NE: Everyone’s actions have consequences, and I feel that’s what happens in life. I wanted these characters in this situation to be complex, and grow. It’s not that this is the good guy, or this is the bad guy. People are far more complex than that. Carla’s husband Smithy is not a wife-beater, I mean he’s a small time criminal but he loves his wife and he just has a hard time communicating with her, and he’s upset at all the stuff that happens to him in the film. And when his violence does come out, he immediately is distraught about it, more like a real person. He’s not a cookie-cutter bad guy.
GHJ: Do you think these betrayals are based on the character’s weaknesses or more based on fate. Or a combination of the two?

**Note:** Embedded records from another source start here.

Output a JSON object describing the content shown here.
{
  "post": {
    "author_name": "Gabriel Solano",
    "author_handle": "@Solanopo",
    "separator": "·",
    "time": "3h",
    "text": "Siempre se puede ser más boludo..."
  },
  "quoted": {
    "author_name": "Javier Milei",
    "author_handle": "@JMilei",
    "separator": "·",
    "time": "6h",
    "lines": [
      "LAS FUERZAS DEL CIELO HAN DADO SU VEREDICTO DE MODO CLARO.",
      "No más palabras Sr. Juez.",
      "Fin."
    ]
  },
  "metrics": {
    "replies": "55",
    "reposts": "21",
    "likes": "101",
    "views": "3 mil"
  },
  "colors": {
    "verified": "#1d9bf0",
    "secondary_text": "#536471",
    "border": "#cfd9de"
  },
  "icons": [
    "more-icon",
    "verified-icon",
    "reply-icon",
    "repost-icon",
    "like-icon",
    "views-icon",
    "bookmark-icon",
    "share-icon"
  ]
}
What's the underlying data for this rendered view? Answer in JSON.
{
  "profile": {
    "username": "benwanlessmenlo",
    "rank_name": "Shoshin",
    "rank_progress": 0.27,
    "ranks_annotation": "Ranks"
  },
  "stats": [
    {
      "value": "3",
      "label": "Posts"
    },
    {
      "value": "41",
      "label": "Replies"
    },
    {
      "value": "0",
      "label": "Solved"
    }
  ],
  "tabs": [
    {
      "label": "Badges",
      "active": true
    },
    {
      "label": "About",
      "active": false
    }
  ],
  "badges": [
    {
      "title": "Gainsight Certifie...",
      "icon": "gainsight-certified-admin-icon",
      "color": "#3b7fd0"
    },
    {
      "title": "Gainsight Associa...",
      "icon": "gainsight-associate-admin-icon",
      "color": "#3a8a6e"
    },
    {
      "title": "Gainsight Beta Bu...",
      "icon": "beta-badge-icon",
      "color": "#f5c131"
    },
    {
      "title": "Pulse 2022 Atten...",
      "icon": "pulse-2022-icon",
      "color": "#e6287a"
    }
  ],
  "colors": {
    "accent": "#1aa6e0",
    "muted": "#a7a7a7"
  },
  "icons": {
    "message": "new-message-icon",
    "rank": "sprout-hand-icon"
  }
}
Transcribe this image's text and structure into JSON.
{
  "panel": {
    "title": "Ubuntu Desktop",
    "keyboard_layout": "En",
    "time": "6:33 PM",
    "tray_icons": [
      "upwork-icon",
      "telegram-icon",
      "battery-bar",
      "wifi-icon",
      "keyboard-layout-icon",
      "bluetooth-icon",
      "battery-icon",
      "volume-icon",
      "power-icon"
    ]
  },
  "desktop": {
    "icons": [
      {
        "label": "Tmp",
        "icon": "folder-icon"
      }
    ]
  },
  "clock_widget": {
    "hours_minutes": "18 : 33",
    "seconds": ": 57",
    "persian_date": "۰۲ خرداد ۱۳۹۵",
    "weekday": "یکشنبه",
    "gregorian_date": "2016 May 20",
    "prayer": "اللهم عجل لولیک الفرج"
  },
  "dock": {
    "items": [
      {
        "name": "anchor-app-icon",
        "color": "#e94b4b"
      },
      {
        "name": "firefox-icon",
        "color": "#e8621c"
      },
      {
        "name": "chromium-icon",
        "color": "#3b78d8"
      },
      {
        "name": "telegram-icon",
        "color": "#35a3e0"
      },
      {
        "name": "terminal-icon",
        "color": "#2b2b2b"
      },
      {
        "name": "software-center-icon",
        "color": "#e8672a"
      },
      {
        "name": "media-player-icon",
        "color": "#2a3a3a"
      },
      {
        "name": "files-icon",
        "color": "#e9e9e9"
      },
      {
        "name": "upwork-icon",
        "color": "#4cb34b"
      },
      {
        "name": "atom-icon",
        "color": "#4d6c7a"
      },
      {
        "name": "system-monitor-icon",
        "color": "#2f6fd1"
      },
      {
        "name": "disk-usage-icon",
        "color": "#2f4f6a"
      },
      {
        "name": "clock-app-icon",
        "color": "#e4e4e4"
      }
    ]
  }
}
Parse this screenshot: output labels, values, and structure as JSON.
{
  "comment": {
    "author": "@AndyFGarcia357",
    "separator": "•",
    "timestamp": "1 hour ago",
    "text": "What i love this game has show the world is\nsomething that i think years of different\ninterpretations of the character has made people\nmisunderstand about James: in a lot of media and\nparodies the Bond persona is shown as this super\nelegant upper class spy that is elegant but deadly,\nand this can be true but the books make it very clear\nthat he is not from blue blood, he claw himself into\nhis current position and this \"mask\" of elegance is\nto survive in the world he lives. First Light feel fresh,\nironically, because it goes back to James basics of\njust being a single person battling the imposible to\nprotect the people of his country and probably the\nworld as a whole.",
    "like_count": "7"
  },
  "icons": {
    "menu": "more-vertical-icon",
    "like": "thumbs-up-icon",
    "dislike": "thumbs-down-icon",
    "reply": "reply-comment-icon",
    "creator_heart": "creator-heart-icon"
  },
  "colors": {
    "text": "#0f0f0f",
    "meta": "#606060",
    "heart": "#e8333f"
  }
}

NE: I think it’s a combination of the two. Fate definitely plays a hand. Whatever actions you make, and the consequences that become of that, and on top of that you’re dealing with the machinations of the world, like weather in The Square. There are some things that hit people sideways that they don’t see coming. While a lot of the story is out of Ray’s control, every little decision makes things a little bit worse. I tried to liken him as a bad chess player. He doesn’t think past the consequences of each move.
GHJ: Ray is a really interesting character in that he’s got moments of extreme aggression and then panic.
NE: I mean he’s completely out of his depth. He’s out of his normal moral code. Once he decides to do what he’s going to do, he’s totally stitched into a whole other world he knows nothing about. He starts this chain of events then is chasing his tail for the entire duration. It’s not like he’s a bad person, he just makes bad decisions, and it makes him more complex. Otherwise you wouldn’t sympathize with him.
GHJ: The two dream sequences in The Square are kind of like Ray’s visions of guilt, and they’re really potent visually. Why are these moments so important to Ray’s character?
NE: They really let you know he’s paranoid, he’s not sleeping, that it’s constantly on his mind and he’s really lost. It helps you empathise with him as a character, it shows that he’s not dealing with this situation very well.
GHJ: The women in your films always seem like they are in jeopardy but they don’t know it, and the men can’t protect them. And in these classic genres you’re working within, there are usually strong heroes. But in your films the male protagonists are far more layered and conflicted.
NE: There’s a sense of that. Yeah, the guys in my films are never really heroic. I guess guys often make selfish decisions and choices that affect women, sometimes with tragic results.
GHJ: In classic Film Noir fashion, all the main characters in The Square converge in a final chance meeting, a bloody scene of comeuppance. Why is this dynamic scene so important to your vision?
NE: I wanted tie up all of these characters in a very organic way, all together in the same place. Smithy coming home is one of the most important things, because he sees the entire situation right in front of him, and it’s kind of one of those what the f@$k moments.
GHJ: What about location in The Square. I mean usually Film Noir is set in the dark underbelly of the city, the urban sprawl. With The Square, the story occurs in the middle of suburbia.
NE: I wanted to show bad things happen in the daytime as well. Bad things happen to ordinary people. They don’t have to be detectives or anything. I wanted to make a Film Noir in the daytime, in suburbia, at Christmas time. Bad things don’t just happen in the shadows.
GHJ: Following the huge success of The Square, what’s your next directing project going to be?
NE: I’m writing a script right now, but it’s still a work in progress. It’s a road movie, unlike The Square which is very contained in one place. It’s going to have elements of crime, dark humor. It’s a bigger film.
GHJ: And I’m sure it will have some car chase scenes.
NE: I’m sure a bit of that. I do like cars.